Data contained in the Seattle Police Department’s 2021 Year-End Crime Report underscores the complete failure of Seattle’s six-year-old gun control tax on firearms and ammunition that not only hasn’t reduced violence in the city, it also has never come close to meeting projected revenue figures put forth in 2015.
According to the new report, something else the city has not wanted to acknowledge is now revealed, thanks to news coverage by KING5 News, the local NBC affiliate.
Seattle police “responded to 113 shooting or shots fired calls at or near (a homeless) encampment,” KING reported. “That’s 18% of the total 612 calls over the course of the year.”
The report says that was a 6 percent increase over 2020, when police logged 51 shootings at or near an encampment, out of 437 “shootings or shots fired calls” that year. Long story short, homeless encampments tolerated by city government over the past few years have become magnets for crime.
According to KING, “City officials say the data reveals, for the first time, a direct link between public safety and homeless encampments…Mayor Bruce Harrell also acknowledged a direct connection on Thursday.
“Yes, there is a clear correlation between the encampments,” Harrell admitted.
He said this will ignite “a new conversation” with the council about public safety.
Harrell succeeded former liberal Mayor Jenny Durkan, whose four-year term will be remembered for politically catastrophic events including the 2020 Seattle riots, creation of the so-called “CHOP zone” spanning about six blocks of the Capitol Hill neighborhood and the two homicides that occurred there, her remark on national television that 2020 would be a “summer of love,” the City Council attacks on the police budget, and the council’s quick leftward tilt spearheaded by avowed Socialist Councilwoman Kshama Sawant.
But the story not even KING is telling is about the failed gun control tax, a symptom of the larger failure of gun control statewide.
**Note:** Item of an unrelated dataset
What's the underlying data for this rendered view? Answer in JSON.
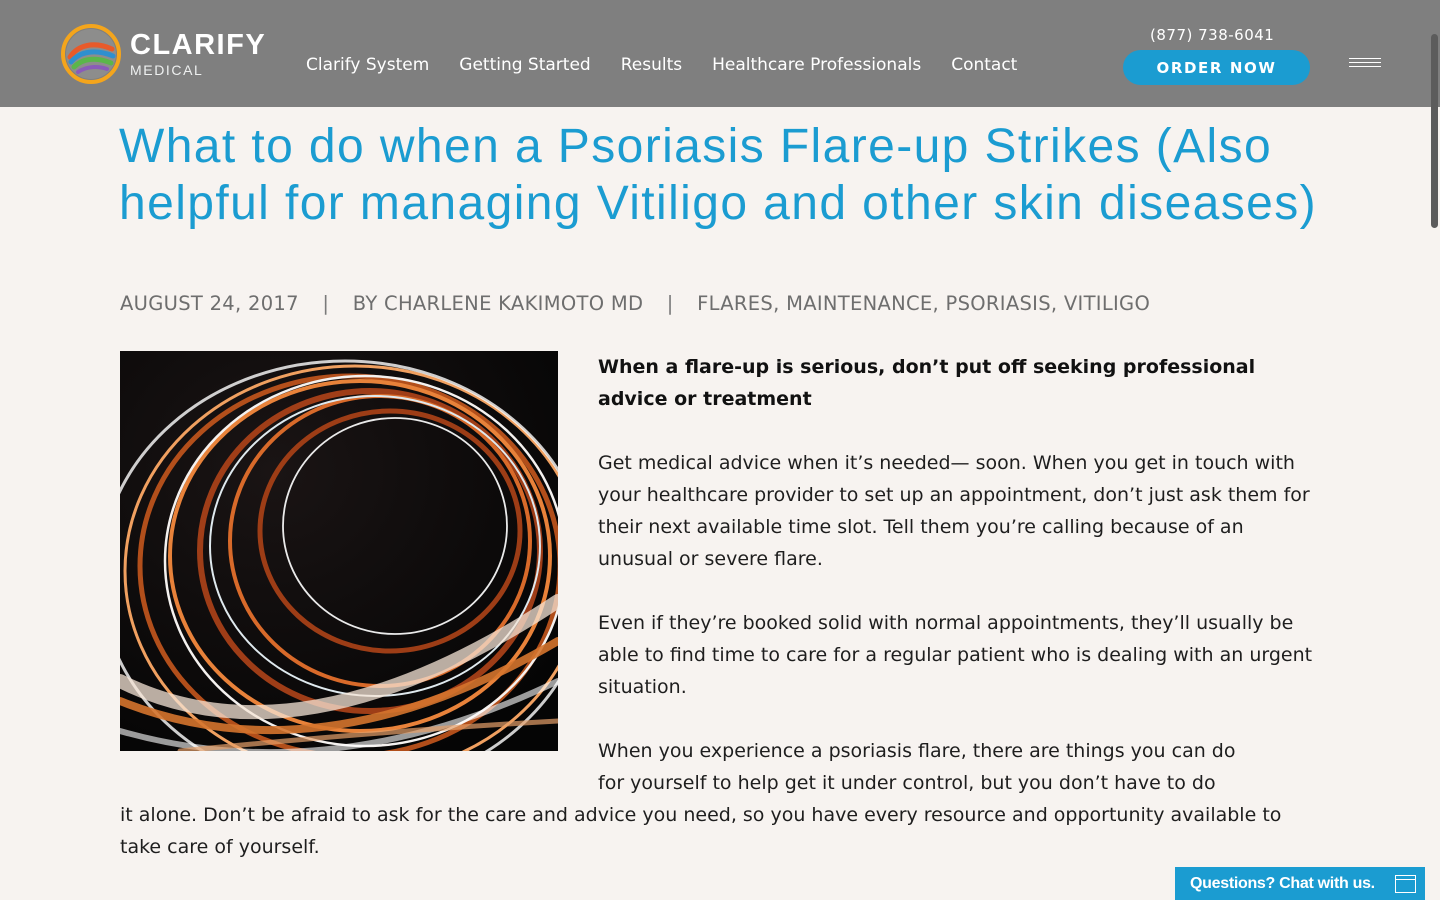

Evergreen State gun owners frequently suggest on social media Washington’s recently-passed gun laws should be scrapped, and that the Legislature should repeal provisions of Initiatives 594 (2014) and 1639 (2018) that force gun owners to endure background checks even for private sales—a requirement routinely ignored by the criminal element—require proof of training to purchase a so-called “assault rifle,” and prevent anyone under age 21 to purchase a semi-auto rifle.
In 2015, when the gun tax was proposed by anti-gun former Councilman Tim Burgess, he offered revenue forecasts ranging between $300,000 and $500,000 annually. Revenues were supposed to pay for anti-violence and outreach programs. But the gun control tax has never lived up to the projection, and it actually resulted in the loss of one of the city’s top firearms retailers, which relocated first to Lynnwood in neighboring Snohomish County and then to Woodinville, back in King County, taking its Seattle customers out of the city.
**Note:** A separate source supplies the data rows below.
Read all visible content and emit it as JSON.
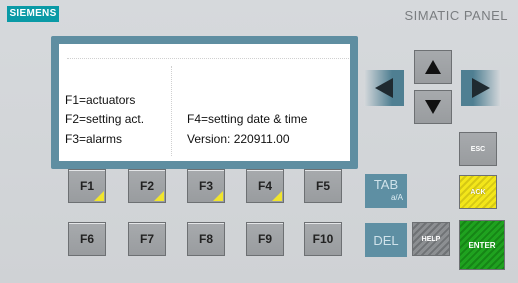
{
  "header": {
    "brand": "SIEMENS",
    "model": "SIMATIC PANEL"
  },
  "screen": {
    "line1": "F1=actuators",
    "line2_left": "F2=setting act.",
    "line2_right": "F4=setting date & time",
    "line3_left": "F3=alarms",
    "line3_right": "Version: 220911.00"
  },
  "function_keys": [
    "F1",
    "F2",
    "F3",
    "F4",
    "F5",
    "F6",
    "F7",
    "F8",
    "F9",
    "F10"
  ],
  "keys": {
    "tab": "TAB",
    "tab_sub": "a/A",
    "del": "DEL",
    "esc": "ESC",
    "ack": "ACK",
    "help": "HELP",
    "enter": "ENTER"
  },
  "colors": {
    "brand": "#0a9aa6",
    "display_frame": "#5f8ea1",
    "led_corner": "#f1e52c",
    "ack_key": "#f3e61a",
    "enter_key": "#1a9a1a"
  },
  "icons": [
    "arrow-up-icon",
    "arrow-down-icon",
    "arrow-left-icon",
    "arrow-right-icon"
  ]
}
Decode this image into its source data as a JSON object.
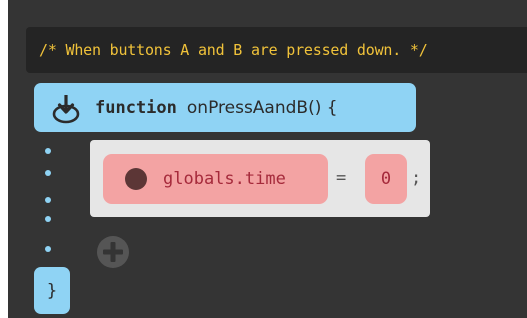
{
  "comment": {
    "text": "/* When buttons A and B are pressed down. */"
  },
  "function_block": {
    "icon": "download-arrow-circle-icon",
    "keyword": "function",
    "signature": "onPressAandB() {",
    "closing": "}"
  },
  "statement": {
    "variable_icon": "variable-dot-icon",
    "variable": "globals.time",
    "operator": "=",
    "value": "0",
    "terminator": ";"
  },
  "add_button": {
    "icon": "plus-circle-icon"
  },
  "colors": {
    "canvas_background": "#343434",
    "comment_background": "#242424",
    "comment_text": "#f0c23a",
    "function_accent": "#8fd3f4",
    "statement_card": "#e6e6e6",
    "pill": "#f3a3a3",
    "pill_text": "#a52a3b",
    "add_icon": "#555555"
  }
}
- In 2016, the first full year of collection, the tax ($25 for each firearm sale and 5 cents on each round of centerfire ammunition or 2 cents for each rimfire round sold) brought in $103,766.22. There were 19 total homicides in Seattle that year.
- The following year (2017), the tax brought in $93,220.74—a decline of more than $10,000—and the city logged 27 murders.
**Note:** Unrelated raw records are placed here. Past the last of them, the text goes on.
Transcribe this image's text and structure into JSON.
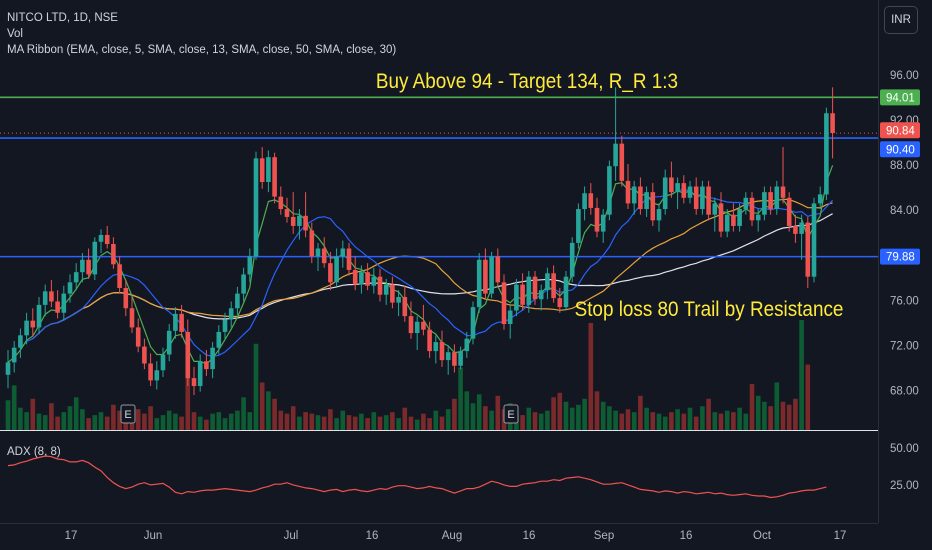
{
  "legend": {
    "symbol_line": "NITCO LTD, 1D, NSE",
    "vol_label": "Vol",
    "ma_label": "MA Ribbon (EMA, close, 5, SMA, close, 13, SMA, close, 50, SMA, close, 30)"
  },
  "currency_button": "INR",
  "annotations": {
    "buy_text": "Buy Above 94 - Target 134, R_R 1:3",
    "stop_text": "Stop loss 80 Trail by Resistance"
  },
  "adx_label": "ADX (8, 8)",
  "colors": {
    "background": "#131722",
    "up": "#26a69a",
    "down": "#ef5350",
    "vol_up": "#0e5c34",
    "vol_down": "#7a2a2b",
    "green_line": "#4caf50",
    "blue_line": "#2962ff",
    "ema5": "#4caf50",
    "sma13": "#2962ff",
    "sma30": "#e6a23c",
    "sma50": "#e0e3eb",
    "adx": "#ef5350",
    "annotation_text": "#ffeb3b"
  },
  "chart_data": {
    "type": "candlestick",
    "symbol": "NITCO LTD",
    "interval": "1D",
    "exchange": "NSE",
    "price_axis": {
      "ticks": [
        "96.00",
        "92.00",
        "88.00",
        "84.00",
        "80.00",
        "76.00",
        "72.00",
        "68.00"
      ],
      "range": [
        64.5,
        97.5
      ]
    },
    "time_axis": {
      "ticks": [
        "17",
        "Jun",
        "Jul",
        "16",
        "Aug",
        "16",
        "Sep",
        "16",
        "Oct",
        "17"
      ]
    },
    "adx_axis": {
      "ticks": [
        "50.00",
        "25.00"
      ],
      "range": [
        0,
        60
      ]
    },
    "horizontal_lines": [
      {
        "price": 94.01,
        "color": "#4caf50",
        "label": "94.01"
      },
      {
        "price": 90.4,
        "color": "#2962ff",
        "label": "90.40"
      },
      {
        "price": 79.88,
        "color": "#2962ff",
        "label": "79.88"
      }
    ],
    "last_price": {
      "value": 90.84,
      "label": "90.84"
    },
    "earnings_markers": [
      {
        "label": "E",
        "date": "Jun"
      },
      {
        "label": "E",
        "date": "Aug"
      }
    ],
    "candles": [
      {
        "o": 69.4,
        "h": 71.6,
        "l": 68.2,
        "c": 70.5
      },
      {
        "o": 70.5,
        "h": 72.4,
        "l": 69.6,
        "c": 71.8
      },
      {
        "o": 71.8,
        "h": 73.5,
        "l": 70.9,
        "c": 72.9
      },
      {
        "o": 72.9,
        "h": 74.9,
        "l": 72.1,
        "c": 74.2
      },
      {
        "o": 74.2,
        "h": 75.3,
        "l": 72.8,
        "c": 73.6
      },
      {
        "o": 73.6,
        "h": 76.3,
        "l": 73.0,
        "c": 75.6
      },
      {
        "o": 75.6,
        "h": 77.4,
        "l": 74.6,
        "c": 76.8
      },
      {
        "o": 76.8,
        "h": 77.8,
        "l": 75.4,
        "c": 75.9
      },
      {
        "o": 75.9,
        "h": 76.9,
        "l": 74.4,
        "c": 74.9
      },
      {
        "o": 74.9,
        "h": 77.3,
        "l": 74.2,
        "c": 76.6
      },
      {
        "o": 76.6,
        "h": 78.3,
        "l": 75.8,
        "c": 77.6
      },
      {
        "o": 77.6,
        "h": 79.3,
        "l": 76.9,
        "c": 78.5
      },
      {
        "o": 78.5,
        "h": 80.2,
        "l": 77.6,
        "c": 79.6
      },
      {
        "o": 79.6,
        "h": 80.6,
        "l": 77.9,
        "c": 78.3
      },
      {
        "o": 78.3,
        "h": 81.6,
        "l": 77.8,
        "c": 81.2
      },
      {
        "o": 81.2,
        "h": 82.3,
        "l": 80.2,
        "c": 81.8
      },
      {
        "o": 81.8,
        "h": 82.6,
        "l": 80.6,
        "c": 81.0
      },
      {
        "o": 81.0,
        "h": 81.6,
        "l": 78.8,
        "c": 79.2
      },
      {
        "o": 79.2,
        "h": 79.9,
        "l": 76.6,
        "c": 77.1
      },
      {
        "o": 77.1,
        "h": 77.8,
        "l": 74.6,
        "c": 75.3
      },
      {
        "o": 75.3,
        "h": 76.3,
        "l": 73.1,
        "c": 73.6
      },
      {
        "o": 73.6,
        "h": 74.4,
        "l": 71.4,
        "c": 71.9
      },
      {
        "o": 71.9,
        "h": 72.6,
        "l": 69.9,
        "c": 70.4
      },
      {
        "o": 70.4,
        "h": 71.3,
        "l": 68.4,
        "c": 68.9
      },
      {
        "o": 68.9,
        "h": 70.6,
        "l": 68.1,
        "c": 69.8
      },
      {
        "o": 69.8,
        "h": 71.8,
        "l": 69.2,
        "c": 71.2
      },
      {
        "o": 71.2,
        "h": 73.9,
        "l": 70.6,
        "c": 73.3
      },
      {
        "o": 73.3,
        "h": 75.4,
        "l": 72.6,
        "c": 74.8
      },
      {
        "o": 74.8,
        "h": 75.6,
        "l": 72.7,
        "c": 73.2
      },
      {
        "o": 73.2,
        "h": 74.3,
        "l": 68.4,
        "c": 69.1
      },
      {
        "o": 69.1,
        "h": 70.1,
        "l": 67.6,
        "c": 68.4
      },
      {
        "o": 68.4,
        "h": 71.2,
        "l": 67.9,
        "c": 70.6
      },
      {
        "o": 70.6,
        "h": 71.6,
        "l": 69.3,
        "c": 69.9
      },
      {
        "o": 69.9,
        "h": 72.3,
        "l": 69.1,
        "c": 71.8
      },
      {
        "o": 71.8,
        "h": 73.8,
        "l": 71.2,
        "c": 73.2
      },
      {
        "o": 73.2,
        "h": 74.9,
        "l": 72.6,
        "c": 74.3
      },
      {
        "o": 74.3,
        "h": 75.9,
        "l": 73.6,
        "c": 75.3
      },
      {
        "o": 75.3,
        "h": 77.2,
        "l": 74.7,
        "c": 76.6
      },
      {
        "o": 76.6,
        "h": 78.9,
        "l": 75.9,
        "c": 78.3
      },
      {
        "o": 78.3,
        "h": 80.6,
        "l": 77.6,
        "c": 79.9
      },
      {
        "o": 79.9,
        "h": 89.2,
        "l": 79.6,
        "c": 88.6
      },
      {
        "o": 88.6,
        "h": 89.6,
        "l": 85.9,
        "c": 86.5
      },
      {
        "o": 86.5,
        "h": 89.3,
        "l": 85.6,
        "c": 88.7
      },
      {
        "o": 88.7,
        "h": 89.1,
        "l": 84.6,
        "c": 85.2
      },
      {
        "o": 85.2,
        "h": 86.1,
        "l": 83.6,
        "c": 84.1
      },
      {
        "o": 84.1,
        "h": 85.1,
        "l": 82.9,
        "c": 83.4
      },
      {
        "o": 83.4,
        "h": 85.6,
        "l": 81.9,
        "c": 82.6
      },
      {
        "o": 82.6,
        "h": 84.1,
        "l": 81.4,
        "c": 83.5
      },
      {
        "o": 83.5,
        "h": 85.6,
        "l": 81.6,
        "c": 82.2
      },
      {
        "o": 82.2,
        "h": 82.9,
        "l": 79.3,
        "c": 79.9
      },
      {
        "o": 79.9,
        "h": 81.1,
        "l": 78.6,
        "c": 80.6
      },
      {
        "o": 80.6,
        "h": 81.6,
        "l": 78.9,
        "c": 79.3
      },
      {
        "o": 79.3,
        "h": 80.3,
        "l": 76.9,
        "c": 77.6
      },
      {
        "o": 77.6,
        "h": 80.6,
        "l": 77.2,
        "c": 79.9
      },
      {
        "o": 79.9,
        "h": 81.3,
        "l": 78.9,
        "c": 80.6
      },
      {
        "o": 80.6,
        "h": 81.1,
        "l": 78.2,
        "c": 78.7
      },
      {
        "o": 78.7,
        "h": 79.9,
        "l": 76.9,
        "c": 77.4
      },
      {
        "o": 77.4,
        "h": 79.1,
        "l": 76.6,
        "c": 78.5
      },
      {
        "o": 78.5,
        "h": 79.3,
        "l": 76.9,
        "c": 77.3
      },
      {
        "o": 77.3,
        "h": 78.9,
        "l": 76.6,
        "c": 78.1
      },
      {
        "o": 78.1,
        "h": 78.8,
        "l": 75.9,
        "c": 76.5
      },
      {
        "o": 76.5,
        "h": 77.9,
        "l": 75.6,
        "c": 77.4
      },
      {
        "o": 77.4,
        "h": 78.1,
        "l": 75.3,
        "c": 75.8
      },
      {
        "o": 75.8,
        "h": 76.9,
        "l": 74.6,
        "c": 76.3
      },
      {
        "o": 76.3,
        "h": 77.3,
        "l": 74.1,
        "c": 74.6
      },
      {
        "o": 74.6,
        "h": 75.9,
        "l": 72.6,
        "c": 73.1
      },
      {
        "o": 73.1,
        "h": 74.6,
        "l": 71.6,
        "c": 74.1
      },
      {
        "o": 74.1,
        "h": 75.6,
        "l": 72.9,
        "c": 73.4
      },
      {
        "o": 73.4,
        "h": 74.1,
        "l": 70.9,
        "c": 71.5
      },
      {
        "o": 71.5,
        "h": 72.9,
        "l": 70.4,
        "c": 72.3
      },
      {
        "o": 72.3,
        "h": 73.3,
        "l": 70.1,
        "c": 70.7
      },
      {
        "o": 70.7,
        "h": 71.9,
        "l": 69.4,
        "c": 71.4
      },
      {
        "o": 71.4,
        "h": 72.1,
        "l": 69.6,
        "c": 70.2
      },
      {
        "o": 70.2,
        "h": 71.9,
        "l": 69.9,
        "c": 71.5
      },
      {
        "o": 71.5,
        "h": 73.2,
        "l": 70.9,
        "c": 72.6
      },
      {
        "o": 72.6,
        "h": 75.9,
        "l": 72.1,
        "c": 75.4
      },
      {
        "o": 75.4,
        "h": 80.2,
        "l": 74.9,
        "c": 79.6
      },
      {
        "o": 79.6,
        "h": 80.6,
        "l": 76.1,
        "c": 76.6
      },
      {
        "o": 76.6,
        "h": 80.3,
        "l": 76.2,
        "c": 79.9
      },
      {
        "o": 79.9,
        "h": 80.6,
        "l": 77.2,
        "c": 77.6
      },
      {
        "o": 77.6,
        "h": 78.3,
        "l": 73.4,
        "c": 73.9
      },
      {
        "o": 73.9,
        "h": 75.6,
        "l": 72.6,
        "c": 75.1
      },
      {
        "o": 75.1,
        "h": 77.9,
        "l": 74.6,
        "c": 77.4
      },
      {
        "o": 77.4,
        "h": 78.4,
        "l": 75.1,
        "c": 75.6
      },
      {
        "o": 75.6,
        "h": 78.6,
        "l": 74.9,
        "c": 78.1
      },
      {
        "o": 78.1,
        "h": 78.6,
        "l": 75.6,
        "c": 76.1
      },
      {
        "o": 76.1,
        "h": 77.4,
        "l": 75.1,
        "c": 76.9
      },
      {
        "o": 76.9,
        "h": 78.9,
        "l": 76.1,
        "c": 78.4
      },
      {
        "o": 78.4,
        "h": 79.1,
        "l": 75.8,
        "c": 76.2
      },
      {
        "o": 76.2,
        "h": 77.1,
        "l": 74.9,
        "c": 75.4
      },
      {
        "o": 75.4,
        "h": 78.6,
        "l": 75.1,
        "c": 78.1
      },
      {
        "o": 78.1,
        "h": 81.6,
        "l": 77.6,
        "c": 81.1
      },
      {
        "o": 81.1,
        "h": 84.6,
        "l": 80.6,
        "c": 84.1
      },
      {
        "o": 84.1,
        "h": 86.1,
        "l": 83.1,
        "c": 85.5
      },
      {
        "o": 85.5,
        "h": 86.4,
        "l": 83.6,
        "c": 84.2
      },
      {
        "o": 84.2,
        "h": 85.1,
        "l": 81.6,
        "c": 82.1
      },
      {
        "o": 82.1,
        "h": 84.1,
        "l": 81.1,
        "c": 83.6
      },
      {
        "o": 83.6,
        "h": 88.4,
        "l": 83.1,
        "c": 87.9
      },
      {
        "o": 87.9,
        "h": 94.9,
        "l": 86.6,
        "c": 89.9
      },
      {
        "o": 89.9,
        "h": 90.6,
        "l": 86.1,
        "c": 86.6
      },
      {
        "o": 86.6,
        "h": 88.1,
        "l": 84.1,
        "c": 84.6
      },
      {
        "o": 84.6,
        "h": 86.6,
        "l": 83.6,
        "c": 86.1
      },
      {
        "o": 86.1,
        "h": 86.9,
        "l": 83.6,
        "c": 84.1
      },
      {
        "o": 84.1,
        "h": 86.1,
        "l": 83.4,
        "c": 85.6
      },
      {
        "o": 85.6,
        "h": 86.4,
        "l": 82.6,
        "c": 83.1
      },
      {
        "o": 83.1,
        "h": 84.6,
        "l": 82.1,
        "c": 84.1
      },
      {
        "o": 84.1,
        "h": 87.6,
        "l": 83.6,
        "c": 86.9
      },
      {
        "o": 86.9,
        "h": 88.3,
        "l": 85.1,
        "c": 85.6
      },
      {
        "o": 85.6,
        "h": 86.9,
        "l": 84.1,
        "c": 86.4
      },
      {
        "o": 86.4,
        "h": 87.1,
        "l": 84.6,
        "c": 85.1
      },
      {
        "o": 85.1,
        "h": 86.6,
        "l": 84.6,
        "c": 86.1
      },
      {
        "o": 86.1,
        "h": 86.9,
        "l": 83.6,
        "c": 84.1
      },
      {
        "o": 84.1,
        "h": 86.6,
        "l": 83.6,
        "c": 86.1
      },
      {
        "o": 86.1,
        "h": 86.6,
        "l": 83.1,
        "c": 83.6
      },
      {
        "o": 83.6,
        "h": 85.1,
        "l": 82.1,
        "c": 84.6
      },
      {
        "o": 84.6,
        "h": 85.6,
        "l": 81.6,
        "c": 82.1
      },
      {
        "o": 82.1,
        "h": 84.1,
        "l": 81.6,
        "c": 83.6
      },
      {
        "o": 83.6,
        "h": 84.6,
        "l": 82.1,
        "c": 82.6
      },
      {
        "o": 82.6,
        "h": 84.6,
        "l": 82.1,
        "c": 84.1
      },
      {
        "o": 84.1,
        "h": 85.6,
        "l": 83.6,
        "c": 85.1
      },
      {
        "o": 85.1,
        "h": 85.6,
        "l": 82.6,
        "c": 83.1
      },
      {
        "o": 83.1,
        "h": 84.1,
        "l": 82.1,
        "c": 83.6
      },
      {
        "o": 83.6,
        "h": 86.1,
        "l": 83.1,
        "c": 85.6
      },
      {
        "o": 85.6,
        "h": 86.1,
        "l": 83.6,
        "c": 84.1
      },
      {
        "o": 84.1,
        "h": 86.6,
        "l": 83.6,
        "c": 86.1
      },
      {
        "o": 86.1,
        "h": 89.6,
        "l": 84.6,
        "c": 85.1
      },
      {
        "o": 85.1,
        "h": 85.6,
        "l": 82.1,
        "c": 82.6
      },
      {
        "o": 82.6,
        "h": 83.6,
        "l": 81.1,
        "c": 81.9
      },
      {
        "o": 81.9,
        "h": 83.6,
        "l": 79.6,
        "c": 82.9
      },
      {
        "o": 82.9,
        "h": 83.4,
        "l": 77.1,
        "c": 78.1
      },
      {
        "o": 78.1,
        "h": 85.1,
        "l": 77.6,
        "c": 84.6
      },
      {
        "o": 84.6,
        "h": 86.1,
        "l": 84.1,
        "c": 85.4
      },
      {
        "o": 85.4,
        "h": 93.1,
        "l": 84.9,
        "c": 92.6
      },
      {
        "o": 92.6,
        "h": 94.9,
        "l": 88.6,
        "c": 90.84
      }
    ],
    "volume": [
      2,
      3,
      1.5,
      1.2,
      2.1,
      1.1,
      1,
      1.8,
      0.9,
      1.2,
      1.6,
      2.2,
      1.4,
      0.8,
      1,
      1.2,
      0.9,
      1.7,
      1.3,
      1.5,
      1.2,
      1.4,
      1.1,
      1.6,
      0.8,
      1,
      1.3,
      1.1,
      0.9,
      3.6,
      1.2,
      0.9,
      0.7,
      1.1,
      1.2,
      0.8,
      1.1,
      1.3,
      2.2,
      1.2,
      5.8,
      3.2,
      2.6,
      2.1,
      1.3,
      1.1,
      1.6,
      0.9,
      1.2,
      1.1,
      1,
      0.9,
      1.4,
      0.8,
      1.3,
      1,
      0.9,
      1.1,
      0.8,
      1.2,
      0.9,
      1,
      1.2,
      0.8,
      1.5,
      0.9,
      0.7,
      1.1,
      0.8,
      1.3,
      0.9,
      1.4,
      2.1,
      4.2,
      2.6,
      1.8,
      2.4,
      1.6,
      1.3,
      2.3,
      1.4,
      1.8,
      1.1,
      1,
      1.5,
      1.2,
      1.1,
      1.3,
      2.2,
      2.5,
      1.9,
      1.5,
      1.7,
      2.1,
      7.2,
      2.6,
      1.9,
      1.6,
      1.3,
      1.1,
      1.4,
      1.2,
      2.3,
      1.5,
      1.2,
      1.1,
      0.9,
      1.2,
      1.4,
      1.1,
      1.5,
      0.9,
      1.6,
      2.1,
      1.2,
      1.1,
      1.3,
      1.2,
      1.5,
      1.1,
      3.1,
      2.3,
      1.9,
      1.6,
      3.2,
      1.9,
      1.7,
      2.1,
      7.4,
      4.4
    ],
    "adx": [
      38,
      38.5,
      40,
      41,
      42.5,
      43.5,
      44.5,
      44,
      42.5,
      42,
      40.5,
      40.5,
      41.5,
      40,
      37,
      34.5,
      30,
      26.5,
      24,
      22.5,
      23.5,
      25.5,
      26.5,
      25,
      25.5,
      26,
      23.5,
      20,
      19,
      20.5,
      20,
      21,
      21.5,
      21.5,
      22,
      22.5,
      22,
      21.5,
      21,
      20.5,
      21.5,
      23,
      24,
      25.5,
      25.5,
      26.5,
      25,
      24,
      23,
      22.5,
      21.5,
      20.5,
      21.5,
      22,
      20.5,
      21.5,
      22,
      21,
      20.5,
      21.5,
      22.5,
      22,
      23.5,
      24.5,
      24.5,
      23.5,
      22.5,
      23,
      24,
      23,
      22.5,
      21,
      19.5,
      21,
      22.5,
      22.5,
      23.5,
      25.5,
      27.5,
      26.5,
      25,
      24,
      24,
      25.5,
      26,
      26.5,
      27.5,
      27.5,
      28.5,
      28,
      29.5,
      30,
      30.5,
      29.5,
      28.5,
      27,
      25.5,
      25.5,
      26,
      26.5,
      25,
      23.5,
      22,
      21.5,
      21,
      20,
      21,
      20.5,
      19.5,
      20.5,
      20,
      19,
      19.5,
      20,
      19,
      19.5,
      18.5,
      18,
      18.5,
      19,
      18,
      17.5,
      17.5,
      16.5,
      17,
      18,
      19.5,
      20,
      21,
      21.5,
      21.5,
      22.5,
      23.5
    ]
  }
}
- In 2018, the tax brought in even less–$77,518—and Seattle police reported 32 homicides for the year.
- The next year (2019), the gun/ammo tax produced $85,352 in revenue and the city experienced 36 homicides, according to Seattle police data.
- In 2020, the year of national civil unrest spurred by the killing of George Floyd, a Black man, by Minneapolis police, gun and ammunition sales spiked dramatically across the country. This sales surge accounted for a jump to $184,836 in gun and ammunition tax revenue, but was accompanied by a staggering 52 murders.
- Finally, in 2021, things settled down a bit, gun and ammunition sales slowed and the city realized $165,416 in tax revenue, and murders declined to 40 for the year.
It should also be noted that in 2016, Seattle police logged 265 “shots fired” reports, resulting in 62 non-fatal shootings and 11 fatal shootings. By 2021, according to SPD data, there were 438 “shots fired” reports, resulting in 143 persons wounded and 31 killed by people misusing firearms.
There is no small irony that Seattle is headquarters to the billionaire-backed “Alliance for Gun Responsibility,” a gun prohibition lobbying group that bankrolled the 2014 and 2108 anti-gun-rights initiatives and supported other statewide gun restrictions under the guise of “gun safety” or “gun reform,” which translates to gun control. From the outset, gun rights groups including the Citizens Committee for the Right to Keep and Bear Arms, headquartered in nearby Bellevue, accurately predicted all of these efforts would fail to achieve their advertised goals.
In a typical business environment, any project that consistently fails to achieve its goals or revenue forecast is usually scrapped. When it’s a gun control effort, however, proponents merely double down, contending they didn’t “go far enough” with restrictions.